One can only suspect that Singapore and LHL, for whatever reasons, preferred a corrupt Government headed by Najib in Malaysia to the Opposition taking power. Perhaps LHL was just keen to prop up a fellow autocrat who would then be beholden to Singapore for help and more likely to make concessions over trade and other issues like water. Maybe he feared a change in Government might give fresh hope to Singapore’s almost extinct Opposition and allow Singaporeans to get dangerous ideas such as that a change of government would make people better off. Or maybe he was worried that revelations about 1MDB might uncover more Singaporean connections, perhaps even wrongdoing at our sovereign wealth funds which are so tightly controlled by himself and his wife. We can be sure that Mahathir and Anwar Ibrahim will investigate this thoroughly now and will not hesitate to call out any Singapore connections.
Whatever the motivation, it shows up the utter hypocrisy of Shanmugam’s invective against foreigners interfering in our domestic affairs during the hearings by the Select Committee on Deliberate Online Falsehoods and in particular of the connection between P J Thum and Soros’s Open Societies Foundation. In those exchanges, which were backed up in our state media by references to Soros’s vast wealth and how much he had given to organisations like Human Rights Watch, it was clear that what angered the PAP Government most was the idea that someone with deep pockets might be prepared to go up against them as they are used to being able to easily bankrupt and deprive of their livelihoods anyone who opposes them.
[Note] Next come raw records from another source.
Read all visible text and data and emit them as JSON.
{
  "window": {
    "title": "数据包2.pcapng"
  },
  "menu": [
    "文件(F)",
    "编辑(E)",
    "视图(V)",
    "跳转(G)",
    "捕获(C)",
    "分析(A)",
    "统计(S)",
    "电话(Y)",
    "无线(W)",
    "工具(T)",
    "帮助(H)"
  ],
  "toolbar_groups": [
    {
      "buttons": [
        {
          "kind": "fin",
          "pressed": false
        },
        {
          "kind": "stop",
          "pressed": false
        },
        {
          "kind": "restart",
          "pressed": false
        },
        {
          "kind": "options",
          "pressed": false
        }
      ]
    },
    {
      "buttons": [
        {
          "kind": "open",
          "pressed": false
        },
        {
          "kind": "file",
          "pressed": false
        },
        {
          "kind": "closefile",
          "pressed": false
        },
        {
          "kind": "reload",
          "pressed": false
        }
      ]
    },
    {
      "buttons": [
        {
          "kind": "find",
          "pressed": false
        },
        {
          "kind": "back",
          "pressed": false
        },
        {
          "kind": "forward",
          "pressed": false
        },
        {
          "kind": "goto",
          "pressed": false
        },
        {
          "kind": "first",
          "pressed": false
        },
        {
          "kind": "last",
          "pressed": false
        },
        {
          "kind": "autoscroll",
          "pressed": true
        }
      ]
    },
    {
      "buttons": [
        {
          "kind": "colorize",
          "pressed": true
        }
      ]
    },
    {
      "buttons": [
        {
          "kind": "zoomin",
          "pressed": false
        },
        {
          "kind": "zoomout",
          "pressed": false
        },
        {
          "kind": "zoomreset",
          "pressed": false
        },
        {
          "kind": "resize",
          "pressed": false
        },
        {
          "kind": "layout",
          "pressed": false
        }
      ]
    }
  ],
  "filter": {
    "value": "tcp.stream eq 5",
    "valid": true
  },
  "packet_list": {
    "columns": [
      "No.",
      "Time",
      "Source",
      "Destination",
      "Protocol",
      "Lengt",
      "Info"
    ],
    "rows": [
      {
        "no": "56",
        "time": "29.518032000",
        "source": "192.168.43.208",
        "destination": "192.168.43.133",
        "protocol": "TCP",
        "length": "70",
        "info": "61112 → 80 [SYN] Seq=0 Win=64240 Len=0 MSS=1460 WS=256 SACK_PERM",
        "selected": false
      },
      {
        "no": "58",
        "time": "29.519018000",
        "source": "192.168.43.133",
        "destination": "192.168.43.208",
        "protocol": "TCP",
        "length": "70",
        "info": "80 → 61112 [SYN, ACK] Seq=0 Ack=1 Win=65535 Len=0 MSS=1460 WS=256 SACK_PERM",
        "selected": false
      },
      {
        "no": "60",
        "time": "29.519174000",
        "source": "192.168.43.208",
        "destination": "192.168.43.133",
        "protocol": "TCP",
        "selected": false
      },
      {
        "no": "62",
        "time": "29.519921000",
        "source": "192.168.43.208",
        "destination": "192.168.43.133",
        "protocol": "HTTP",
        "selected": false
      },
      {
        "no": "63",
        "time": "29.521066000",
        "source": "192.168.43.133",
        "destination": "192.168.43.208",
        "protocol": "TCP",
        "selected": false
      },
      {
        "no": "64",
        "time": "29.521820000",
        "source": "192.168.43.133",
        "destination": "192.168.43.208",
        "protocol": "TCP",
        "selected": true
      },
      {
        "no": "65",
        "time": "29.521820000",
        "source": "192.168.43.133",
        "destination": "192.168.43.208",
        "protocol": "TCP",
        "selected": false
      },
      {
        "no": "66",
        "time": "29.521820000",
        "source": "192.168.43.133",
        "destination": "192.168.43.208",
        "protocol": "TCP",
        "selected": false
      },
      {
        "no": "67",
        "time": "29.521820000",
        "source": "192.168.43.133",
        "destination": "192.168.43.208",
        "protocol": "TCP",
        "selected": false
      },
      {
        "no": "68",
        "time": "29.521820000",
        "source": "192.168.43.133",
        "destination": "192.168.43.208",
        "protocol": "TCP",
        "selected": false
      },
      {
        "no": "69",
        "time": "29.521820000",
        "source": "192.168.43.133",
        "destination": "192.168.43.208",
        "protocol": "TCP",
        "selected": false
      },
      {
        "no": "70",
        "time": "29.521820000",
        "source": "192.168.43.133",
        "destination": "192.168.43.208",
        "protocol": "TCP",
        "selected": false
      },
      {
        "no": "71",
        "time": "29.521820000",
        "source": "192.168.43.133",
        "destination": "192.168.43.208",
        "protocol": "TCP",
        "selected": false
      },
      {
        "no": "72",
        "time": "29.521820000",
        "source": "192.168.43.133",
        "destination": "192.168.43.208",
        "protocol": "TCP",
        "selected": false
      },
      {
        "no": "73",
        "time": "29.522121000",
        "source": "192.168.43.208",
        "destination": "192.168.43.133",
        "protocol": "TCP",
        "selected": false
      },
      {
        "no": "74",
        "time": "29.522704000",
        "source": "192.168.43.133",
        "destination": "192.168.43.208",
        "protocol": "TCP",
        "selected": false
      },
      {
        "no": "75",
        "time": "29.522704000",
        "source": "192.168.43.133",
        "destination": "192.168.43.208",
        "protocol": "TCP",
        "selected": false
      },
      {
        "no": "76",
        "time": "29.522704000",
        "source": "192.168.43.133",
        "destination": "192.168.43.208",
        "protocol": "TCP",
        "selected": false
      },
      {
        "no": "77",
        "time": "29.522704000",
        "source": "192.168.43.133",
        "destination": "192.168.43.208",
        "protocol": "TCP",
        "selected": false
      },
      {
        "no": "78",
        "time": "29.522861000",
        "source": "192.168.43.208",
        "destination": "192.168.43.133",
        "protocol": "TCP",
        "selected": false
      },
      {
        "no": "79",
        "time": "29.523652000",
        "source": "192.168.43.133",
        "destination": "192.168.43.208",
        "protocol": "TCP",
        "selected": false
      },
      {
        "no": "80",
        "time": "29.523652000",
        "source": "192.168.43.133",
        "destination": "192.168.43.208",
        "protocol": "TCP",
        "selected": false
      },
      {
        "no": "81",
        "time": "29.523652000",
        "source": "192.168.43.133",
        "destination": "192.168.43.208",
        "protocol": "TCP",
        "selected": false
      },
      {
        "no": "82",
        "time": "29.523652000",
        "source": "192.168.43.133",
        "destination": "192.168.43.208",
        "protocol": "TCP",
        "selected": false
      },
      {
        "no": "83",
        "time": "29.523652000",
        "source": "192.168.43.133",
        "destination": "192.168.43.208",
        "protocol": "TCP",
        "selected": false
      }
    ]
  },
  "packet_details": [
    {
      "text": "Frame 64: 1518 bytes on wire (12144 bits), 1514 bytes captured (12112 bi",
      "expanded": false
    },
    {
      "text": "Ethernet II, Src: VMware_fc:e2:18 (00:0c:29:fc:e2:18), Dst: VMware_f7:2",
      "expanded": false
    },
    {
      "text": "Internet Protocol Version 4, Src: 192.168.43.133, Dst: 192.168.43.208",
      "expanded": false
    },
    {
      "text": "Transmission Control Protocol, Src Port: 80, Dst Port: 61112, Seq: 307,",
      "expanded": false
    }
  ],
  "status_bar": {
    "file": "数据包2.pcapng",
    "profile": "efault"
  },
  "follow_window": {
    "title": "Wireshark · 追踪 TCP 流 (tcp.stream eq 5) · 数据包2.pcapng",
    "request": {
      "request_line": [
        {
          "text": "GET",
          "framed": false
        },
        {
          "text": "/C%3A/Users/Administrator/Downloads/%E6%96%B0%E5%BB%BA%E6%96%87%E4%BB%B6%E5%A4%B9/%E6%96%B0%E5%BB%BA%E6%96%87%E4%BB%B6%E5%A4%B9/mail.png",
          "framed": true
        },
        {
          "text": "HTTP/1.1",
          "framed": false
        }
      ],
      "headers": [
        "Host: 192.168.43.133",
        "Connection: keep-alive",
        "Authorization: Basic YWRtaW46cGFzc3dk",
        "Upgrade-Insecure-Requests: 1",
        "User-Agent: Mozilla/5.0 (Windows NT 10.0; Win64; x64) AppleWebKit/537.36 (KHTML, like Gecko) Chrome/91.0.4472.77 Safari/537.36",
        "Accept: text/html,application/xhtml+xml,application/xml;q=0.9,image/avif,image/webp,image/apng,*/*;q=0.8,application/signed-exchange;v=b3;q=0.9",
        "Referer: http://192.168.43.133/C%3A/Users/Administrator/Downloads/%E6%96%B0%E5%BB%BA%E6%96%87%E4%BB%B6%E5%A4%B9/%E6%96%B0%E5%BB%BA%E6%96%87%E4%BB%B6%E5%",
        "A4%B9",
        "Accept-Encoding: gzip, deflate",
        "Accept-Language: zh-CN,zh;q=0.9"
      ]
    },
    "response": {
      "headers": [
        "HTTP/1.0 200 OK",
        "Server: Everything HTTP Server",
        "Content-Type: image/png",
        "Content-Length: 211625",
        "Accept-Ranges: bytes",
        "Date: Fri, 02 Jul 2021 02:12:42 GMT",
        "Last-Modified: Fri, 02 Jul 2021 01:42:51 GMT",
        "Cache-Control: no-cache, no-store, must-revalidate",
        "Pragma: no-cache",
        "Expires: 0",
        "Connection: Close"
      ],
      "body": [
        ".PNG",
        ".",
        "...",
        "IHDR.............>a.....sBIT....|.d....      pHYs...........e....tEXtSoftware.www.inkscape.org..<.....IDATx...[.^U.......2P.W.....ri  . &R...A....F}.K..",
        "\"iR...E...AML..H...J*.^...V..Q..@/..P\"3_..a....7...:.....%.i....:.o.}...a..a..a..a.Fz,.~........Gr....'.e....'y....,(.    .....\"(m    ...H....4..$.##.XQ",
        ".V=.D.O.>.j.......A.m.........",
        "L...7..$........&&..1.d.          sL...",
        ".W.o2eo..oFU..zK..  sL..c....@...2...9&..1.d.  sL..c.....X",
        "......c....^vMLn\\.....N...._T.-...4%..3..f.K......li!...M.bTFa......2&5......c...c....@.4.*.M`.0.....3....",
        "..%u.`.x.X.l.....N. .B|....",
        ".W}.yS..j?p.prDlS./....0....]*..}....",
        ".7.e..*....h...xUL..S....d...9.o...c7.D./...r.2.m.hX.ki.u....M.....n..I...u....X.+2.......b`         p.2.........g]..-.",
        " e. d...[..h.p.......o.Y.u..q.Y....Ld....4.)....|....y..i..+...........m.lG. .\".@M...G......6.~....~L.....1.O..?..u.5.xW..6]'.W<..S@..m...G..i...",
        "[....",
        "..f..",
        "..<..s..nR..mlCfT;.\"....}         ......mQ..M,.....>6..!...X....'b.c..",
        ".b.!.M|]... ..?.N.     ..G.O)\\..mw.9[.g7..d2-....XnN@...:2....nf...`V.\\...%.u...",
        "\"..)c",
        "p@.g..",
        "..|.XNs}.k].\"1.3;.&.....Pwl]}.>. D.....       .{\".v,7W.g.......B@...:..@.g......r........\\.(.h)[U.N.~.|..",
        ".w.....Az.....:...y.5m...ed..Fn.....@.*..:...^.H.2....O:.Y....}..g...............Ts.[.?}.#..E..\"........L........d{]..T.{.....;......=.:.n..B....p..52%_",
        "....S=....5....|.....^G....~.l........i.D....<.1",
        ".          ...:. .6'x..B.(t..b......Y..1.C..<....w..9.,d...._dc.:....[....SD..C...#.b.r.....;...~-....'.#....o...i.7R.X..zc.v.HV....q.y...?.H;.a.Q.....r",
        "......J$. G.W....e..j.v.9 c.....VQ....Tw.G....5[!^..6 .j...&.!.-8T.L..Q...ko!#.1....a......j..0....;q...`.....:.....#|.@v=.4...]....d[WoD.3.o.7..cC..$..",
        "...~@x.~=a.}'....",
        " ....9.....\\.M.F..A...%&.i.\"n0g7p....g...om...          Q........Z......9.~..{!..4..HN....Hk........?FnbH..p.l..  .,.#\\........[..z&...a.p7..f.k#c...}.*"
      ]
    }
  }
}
In April 2017 Shanmugam gave an interview to one of the PAP’s media poodles, Today, where he said “Simply as a matter of common sense, if a country thinks that the outcome of another country can be influenced to its interest, why would it not do so?”. With the benefit of hindsight we can now see he was speaking from experience of being on the giving rather than the receiving end of such interference.